Segment Start: RECORDED INFORMATION

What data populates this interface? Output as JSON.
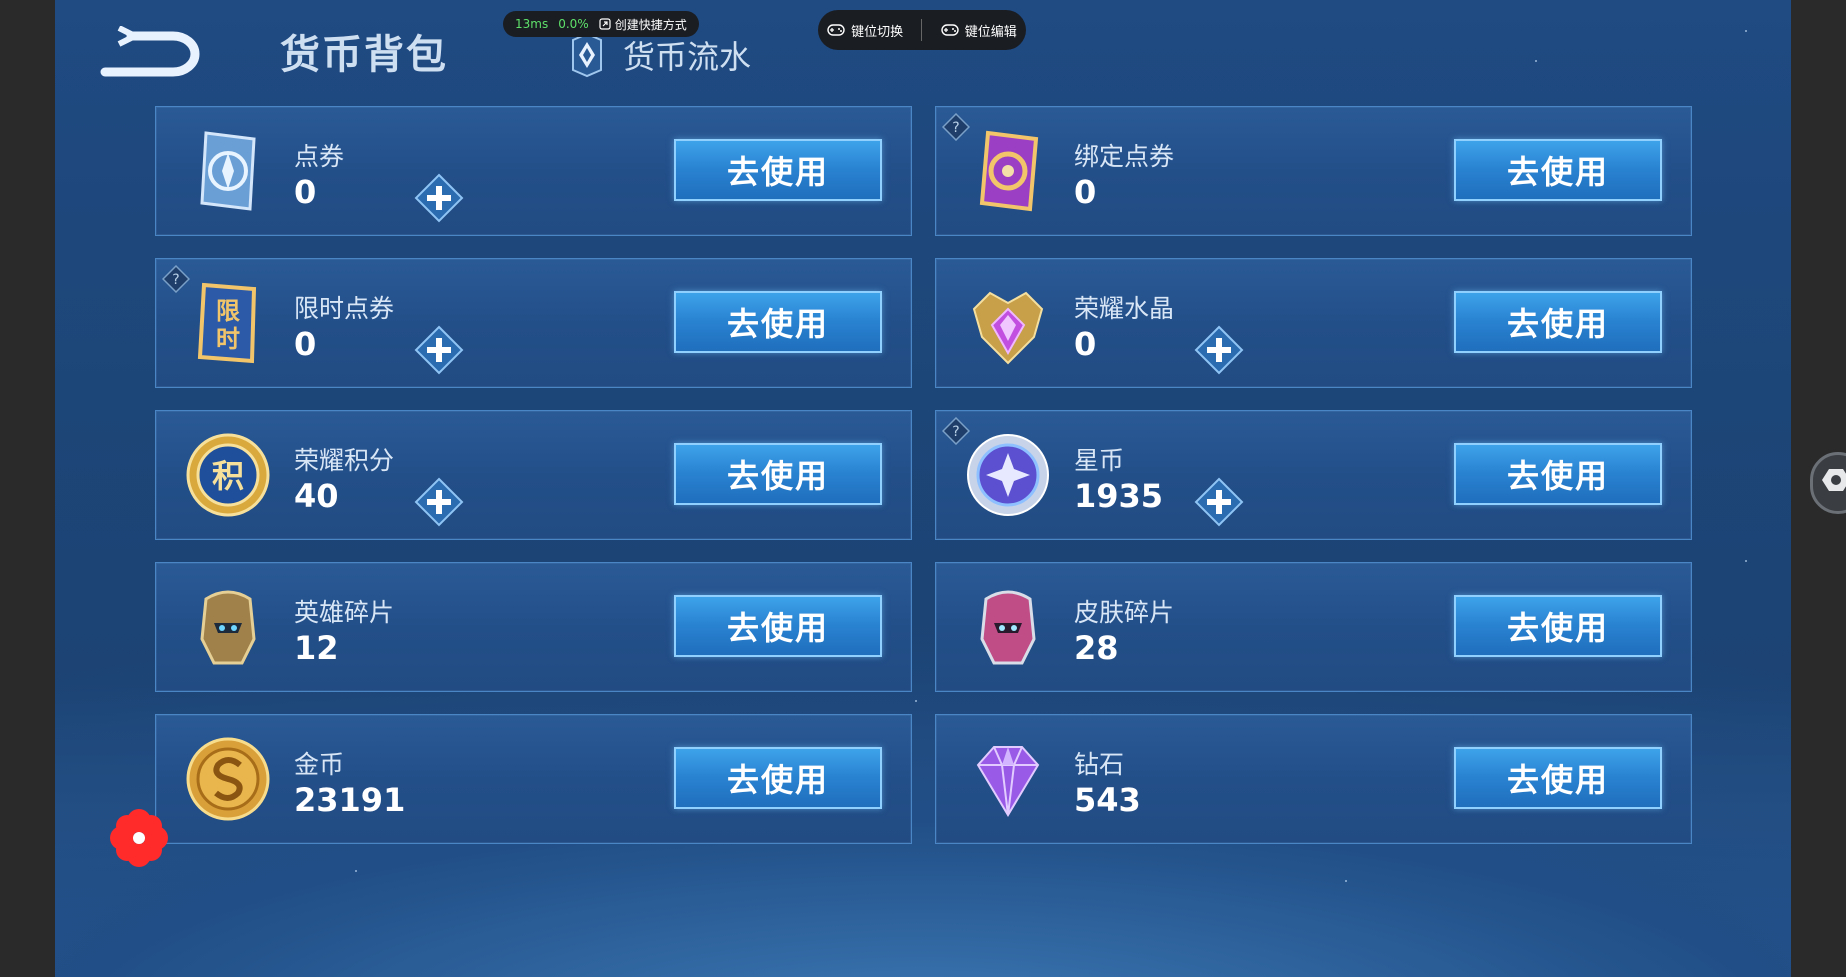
{
  "header": {
    "title": "货币背包",
    "tab_flow_label": "货币流水"
  },
  "perf": {
    "latency": "13ms",
    "loss": "0.0%",
    "shortcut_label": "创建快捷方式"
  },
  "keys": {
    "switch_label": "键位切换",
    "edit_label": "键位编辑"
  },
  "cards": [
    {
      "name": "点券",
      "value": "0",
      "button": "去使用",
      "icon": "coupon-icon"
    },
    {
      "name": "绑定点券",
      "value": "0",
      "button": "去使用",
      "icon": "bound-coupon-icon"
    },
    {
      "name": "限时点券",
      "value": "0",
      "button": "去使用",
      "icon": "limited-coupon-icon",
      "badge": "限时"
    },
    {
      "name": "荣耀水晶",
      "value": "0",
      "button": "去使用",
      "icon": "glory-crystal-icon"
    },
    {
      "name": "荣耀积分",
      "value": "40",
      "button": "去使用",
      "icon": "glory-points-icon",
      "badge": "积"
    },
    {
      "name": "星币",
      "value": "1935",
      "button": "去使用",
      "icon": "star-coin-icon"
    },
    {
      "name": "英雄碎片",
      "value": "12",
      "button": "去使用",
      "icon": "hero-fragment-icon"
    },
    {
      "name": "皮肤碎片",
      "value": "28",
      "button": "去使用",
      "icon": "skin-fragment-icon"
    },
    {
      "name": "金币",
      "value": "23191",
      "button": "去使用",
      "icon": "gold-coin-icon"
    },
    {
      "name": "钻石",
      "value": "543",
      "button": "去使用",
      "icon": "diamond-icon"
    }
  ],
  "colors": {
    "accent": "#2a84d2",
    "text": "#d8e6f6",
    "card_border": "#4a86c6"
  }
}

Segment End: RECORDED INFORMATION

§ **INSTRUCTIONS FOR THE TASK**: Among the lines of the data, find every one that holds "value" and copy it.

§ **ANSWER BELOW**:
      "value": "0",
      "value": "0",
      "value": "0",
      "value": "0",
      "value": "40",
      "value": "1935",
      "value": "12",
      "value": "28",
      "value": "23191",
      "value": "543",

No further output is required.